YOUR TASK: Please print each record below exactly as it is written.

SOURCE MATERIAL:

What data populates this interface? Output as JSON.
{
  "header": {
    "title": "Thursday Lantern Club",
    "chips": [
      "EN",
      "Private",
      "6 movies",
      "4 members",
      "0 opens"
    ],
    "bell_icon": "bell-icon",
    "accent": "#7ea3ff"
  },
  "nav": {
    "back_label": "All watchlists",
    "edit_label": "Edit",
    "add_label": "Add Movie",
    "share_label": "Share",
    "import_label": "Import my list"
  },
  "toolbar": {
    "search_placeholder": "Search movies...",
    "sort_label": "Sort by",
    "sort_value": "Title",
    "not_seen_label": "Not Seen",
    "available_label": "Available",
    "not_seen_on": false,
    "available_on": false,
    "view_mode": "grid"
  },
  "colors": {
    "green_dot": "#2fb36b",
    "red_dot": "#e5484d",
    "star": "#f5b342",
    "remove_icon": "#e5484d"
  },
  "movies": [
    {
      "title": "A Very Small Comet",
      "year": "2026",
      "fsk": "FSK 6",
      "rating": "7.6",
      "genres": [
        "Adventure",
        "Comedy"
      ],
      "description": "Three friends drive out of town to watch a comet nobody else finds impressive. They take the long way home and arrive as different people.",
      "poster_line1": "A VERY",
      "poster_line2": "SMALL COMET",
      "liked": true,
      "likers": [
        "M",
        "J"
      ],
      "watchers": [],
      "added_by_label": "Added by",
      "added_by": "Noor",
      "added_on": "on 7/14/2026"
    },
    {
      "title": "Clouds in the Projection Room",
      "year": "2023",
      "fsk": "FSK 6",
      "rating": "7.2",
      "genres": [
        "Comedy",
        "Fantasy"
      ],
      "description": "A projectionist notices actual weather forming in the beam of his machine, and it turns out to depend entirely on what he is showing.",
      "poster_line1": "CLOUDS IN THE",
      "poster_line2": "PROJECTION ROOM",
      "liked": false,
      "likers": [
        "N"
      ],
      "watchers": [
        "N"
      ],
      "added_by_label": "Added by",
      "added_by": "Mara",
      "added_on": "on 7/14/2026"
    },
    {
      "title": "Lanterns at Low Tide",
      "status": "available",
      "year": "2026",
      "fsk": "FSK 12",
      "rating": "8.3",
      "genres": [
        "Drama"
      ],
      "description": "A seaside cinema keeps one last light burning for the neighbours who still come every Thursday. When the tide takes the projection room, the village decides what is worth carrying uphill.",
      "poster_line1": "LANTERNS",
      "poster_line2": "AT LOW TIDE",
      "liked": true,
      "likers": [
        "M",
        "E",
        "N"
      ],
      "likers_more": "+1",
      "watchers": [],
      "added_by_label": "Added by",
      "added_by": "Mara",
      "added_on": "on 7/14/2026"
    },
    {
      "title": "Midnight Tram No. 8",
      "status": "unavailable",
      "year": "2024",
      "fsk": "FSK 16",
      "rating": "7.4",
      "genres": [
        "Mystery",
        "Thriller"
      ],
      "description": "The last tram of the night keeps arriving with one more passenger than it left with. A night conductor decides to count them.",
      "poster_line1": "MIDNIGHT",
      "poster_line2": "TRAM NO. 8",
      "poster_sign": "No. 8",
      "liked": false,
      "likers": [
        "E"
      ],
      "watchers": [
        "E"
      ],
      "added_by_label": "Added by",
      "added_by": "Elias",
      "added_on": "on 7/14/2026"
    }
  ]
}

THE COMPLETED TASK:
What data populates this interface? Output as JSON.
{
  "header": {
    "title": "Thursday Lantern Club",
    "chips": [
      "EN",
      "Private",
      "6 movies",
      "4 members",
      "0 opens"
    ],
    "bell_icon": "bell-icon",
    "accent": "#7ea3ff"
  },
  "nav": {
    "back_label": "All watchlists",
    "edit_label": "Edit",
    "add_label": "Add Movie",
    "share_label": "Share",
    "import_label": "Import my list"
  },
  "toolbar": {
    "search_placeholder": "Search movies...",
    "sort_label": "Sort by",
    "sort_value": "Title",
    "not_seen_label": "Not Seen",
    "available_label": "Available",
    "not_seen_on": false,
    "available_on": false,
    "view_mode": "grid"
  },
  "colors": {
    "green_dot": "#2fb36b",
    "red_dot": "#e5484d",
    "star": "#f5b342",
    "remove_icon": "#e5484d"
  },
  "movies": [
    {
      "title": "A Very Small Comet",
      "year": "2026",
      "fsk": "FSK 6",
      "rating": "7.6",
      "genres": [
        "Adventure",
        "Comedy"
      ],
      "description": "Three friends drive out of town to watch a comet nobody else finds impressive. They take the long way home and arrive as different people.",
      "poster_line1": "A VERY",
      "poster_line2": "SMALL COMET",
      "liked": true,
      "likers": [
        "M",
        "J"
      ],
      "watchers": [],
      "added_by_label": "Added by",
      "added_by": "Noor",
      "added_on": "on 7/14/2026"
    },
    {
      "title": "Clouds in the Projection Room",
      "year": "2023",
      "fsk": "FSK 6",
      "rating": "7.2",
      "genres": [
        "Comedy",
        "Fantasy"
      ],
      "description": "A projectionist notices actual weather forming in the beam of his machine, and it turns out to depend entirely on what he is showing.",
      "poster_line1": "CLOUDS IN THE",
      "poster_line2": "PROJECTION ROOM",
      "liked": false,
      "likers": [
        "N"
      ],
      "watchers": [
        "N"
      ],
      "added_by_label": "Added by",
      "added_by": "Mara",
      "added_on": "on 7/14/2026"
    },
    {
      "title": "Lanterns at Low Tide",
      "status": "available",
      "year": "2026",
      "fsk": "FSK 12",
      "rating": "8.3",
      "genres": [
        "Drama"
      ],
      "description": "A seaside cinema keeps one last light burning for the neighbours who still come every Thursday. When the tide takes the projection room, the village decides what is worth carrying uphill.",
      "poster_line1": "LANTERNS",
      "poster_line2": "AT LOW TIDE",
      "liked": true,
      "likers": [
        "M",
        "E",
        "N"
      ],
      "likers_more": "+1",
      "watchers": [],
      "added_by_label": "Added by",
      "added_by": "Mara",
      "added_on": "on 7/14/2026"
    },
    {
      "title": "Midnight Tram No. 8",
      "status": "unavailable",
      "year": "2024",
      "fsk": "FSK 16",
      "rating": "7.4",
      "genres": [
        "Mystery",
        "Thriller"
      ],
      "description": "The last tram of the night keeps arriving with one more passenger than it left with. A night conductor decides to count them.",
      "poster_line1": "MIDNIGHT",
      "poster_line2": "TRAM NO. 8",
      "poster_sign": "No. 8",
      "liked": false,
      "likers": [
        "E"
      ],
      "watchers": [
        "E"
      ],
      "added_by_label": "Added by",
      "added_by": "Elias",
      "added_on": "on 7/14/2026"
    }
  ]
}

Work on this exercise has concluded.